Stephanie Nugent couldn’t understand why her baby kept getting sick. The answer came at Duke University Medical Center in Durham, North Carolina: Baby Carlie had SCID, or severe combined immunodeficiency — a genetic condition that leaves a child without a functioning immune system, so even a common cold can kill. But even at the age of 6 months, the diagnosis already was too late. Carlie died Feb. 23, 2000. Thus began Stephanie’s journey to make sure no other parents experienced the same loss. Her journey culminated on Oct. 19, 2015, when North Carolina Gov. Pat McCrory signed the Baby Carlie Nugent Bill into law, which adds a test for SCID to the state’s standard newborn testing regimen.
North Carolina becomes the 34th state to screen for SCID, also called “bubble boy disease.”

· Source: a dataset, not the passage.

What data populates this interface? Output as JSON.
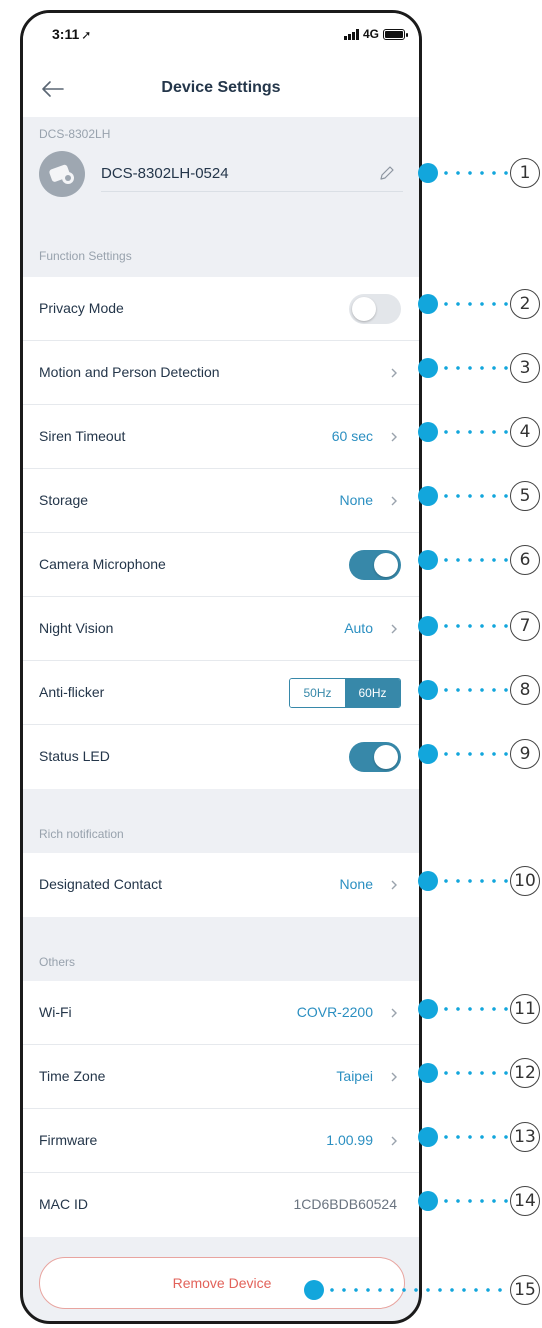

Stephanie, who works in Wells Fargo’s Institutional Retirement and Trust business, says, “ ‘Go be with God and tell him Thank You for letting me be your mom,’ were the last words I whispered to Carlie. In that moment, I felt a strong calling to tell her story to the world with hope of making change. No other parent should live with knowing a $5 test is all that stood in the way of watching their baby grow up.
“Today’s victory would not have come without the leadership, communication, and other skills I’ve developed at Wells Fargo, which helped in my campaign to get North Carolina to test for SCID.”
Stephanie’s persistence and advocacy will help save thousands of North Carolina children and save the state millions in healthcare costs, according to Dr. Rebecca Buckley, the Duke University Medical Center allergist-immunologist who treated Carlie in 2000 and helped Stephanie push for the legislation.
If the disease is properly diagnosed at birth and patients are given a bone marrow transplant in the first three months of life, Rebecca says, children with the condition have a 92 percent chance of survival — versus a 69 percent chance for those receiving a transplant after three months.
Without screening, she adds, the average cost of treating a SCID infant diagnosed late is nearly $3.5 million per child; the estimate is less than $100,000 for children treated before they become sick.
Rebecca says no child with SCID survives without a bone marrow transplant. A 2014 study by the Journal of the American Medical Association found that SCID occurs in about one out of every 58,000 births — and is more widespread than previously known.
“This day brings a feeling of extreme gratitude and relief, knowing that lives will be saved and babies will not have to experience serious infections before they can be treated,” she says.
Break finally comes
Stephanie had been pushing for SCID testing for 15 years, with little luck. But in 2013, Rebecca telephoned to tell Stephanie she would have an opportunity to speak in front of the North Carolina state legislature. Delays postponed the hearing until May 2015.
The call couldn’t have come at a better time. Stephanie was just wrapping up her role leading a major project at Wells Fargo — the integration of retirement plan balances to its online banking account summary page.
Mike Winner, Stephanie’s former boss, says he had no idea the “stretch assignment” would end up playing a role in the passage of the Baby Carlie Nugent bill and addition of the test for SCID.
“I think it’s important to give people the kinds of opportunities that allow them the chance to grow personally and professionally so they can showcase their unique skills and abilities,” he says. “As Stephanie led our project, she grew in self-confidence, leadership, and specifically developed a knack for taking complex information and communicating it in simple, understandable language.”
She put those skills to work often as the March of Dimes and the SCID test manufacturer added their heft to the cause and the lobbying effort, including the bill named after Carlie, picked up steam in Raleigh.
Her story served as the opening letter for the March of Dimes’ lobbying day on March 25, 2015. On May 27, 2015, she addressed the North Carolina House of Representatives. The North Carolina Senate joined the House in approval on Sept. 21.
“A lot of people question whether the things they do day-to-day in their jobs matter and if they are making a difference,” says Stephanie. “The interactions you have with others may be mastering a skill that you’ll need to achieve something big. If it hadn’t been for Mike giving me that opportunity, this bill might not have happened. What you do every day does matter!”